it is today (which is really the way they used to garden before chemicals where
available.) He had added tons of organic matter during his life and the life of my garden.

This also happens to be the time
that I began reading about flower farming. The Flower Farmer book recommended
reading Eliot Coleman's book, The New Organic Grower. Eliot's book
explained in simple terms how the soil is the basis of farming, about soil
fertility, how to create it, and maintain it. 

We have followed his easy to follow
steps through the years and have reaped the benefits. In the first years of
farming I can tell you that ever crop change in a bed, I dumped 12-15 heaping wheel
barrel loads of compost per 70 x 3 beds. A lot of hard work that I can say was worth ever
step and shovel.

The regiment we follow is:

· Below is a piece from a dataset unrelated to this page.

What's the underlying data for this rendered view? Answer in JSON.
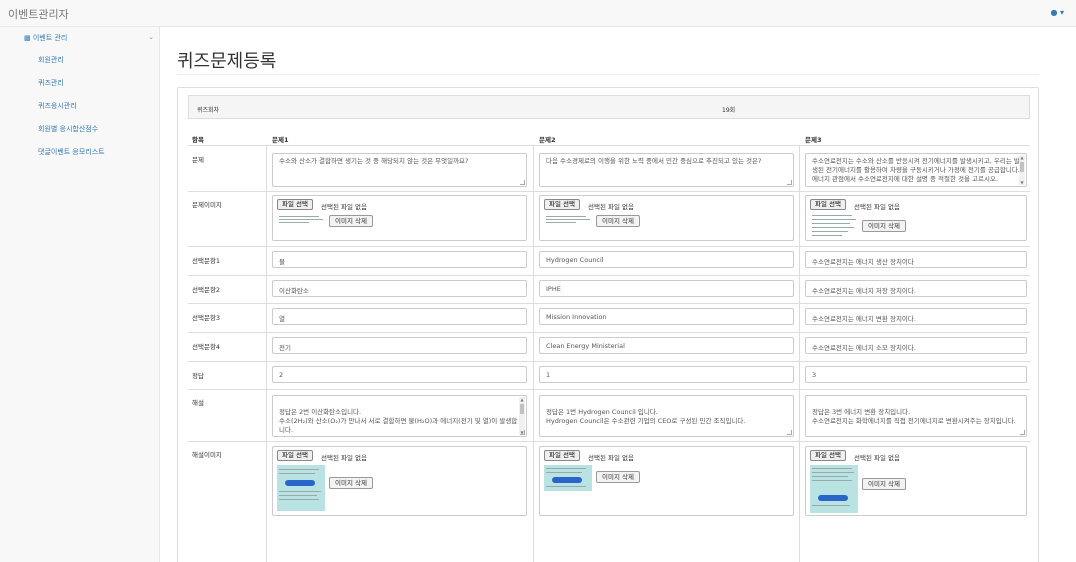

  • Annual soil testing in the fall. This is essential to
    monitor the PH of the soil. If your soil is to acidity or alkaline no
    matter what you add the soil will not be able to use it. We never add lime
    unless a soil test tells us we need it. In our experience that has one
    occurred twice in the past 12 years. Always test. Your local Co-op
    Extension office has soil test kits and it is very inexpensive ($8-12
  • Add 2-3" compost with each crop change out. In the
    spring before we plant, we top dress with compost, and work it into the
    top 3-6" of soil.
  • We add minerals per Eliot's book. On year one, two, six
    and every four years thereafter. The minerals used are Rock Phosphate and
    Green Sand. The recommended application depends on the state of your soil.
    He outlines it in easy to follow terms in his book. 
  • We also use organic fertilizers when needed for heavy
    feeder crops such as seabird guano, seaweed meal, kelp and fish fertilizers.
    Using organic fertilizers replenishes deplete minerals and makes your soil
    healthier with each use.
  • The more we feed our soil, the less it needs it in the
    future. A great example was the spring of 2009, a cold wet spring which
    means we had to wait to plant. Once the day came that it was warm and dry
    enough we just had to go for it and plant the thousands of plants that
    where way over due to be planted. We skipped the topdressing of compost
    and it was OK because our soil is so alive and healthily. We then used
    liquid organic fertilizers as a boost throughout the season and had tremendous
    crop production.
  • Here is our initial feeding of the soil broken down per
    100 sq. feet:

Limestone as needed

200 lbs of compost

10lbs Rock Phosphate

10 lbs Green Sand

Maintenance feeding in year two,
six, and ten:


Limestone as needed

100 lbs compost

2.5lbs Rock Phosphate

2.5lbs Green Sand

The bottom line is to prepare your
soil initially (see video Rocking will Save your Soil), never step on
the prepared beds which squeezes the life out of the soil, mulch to protect the
most precious gem in the garden, and continue to feed your soil each season or
crop change. Test annually to keep you on track and only use organic fertilizers.

You will be reaping the benefits in
every situation when you follow these steps.

Garden for the love of it!

Lisa Z

Watch TGW TV for more of my tips!

Visit my online Garden Shop for Organic Fertilizers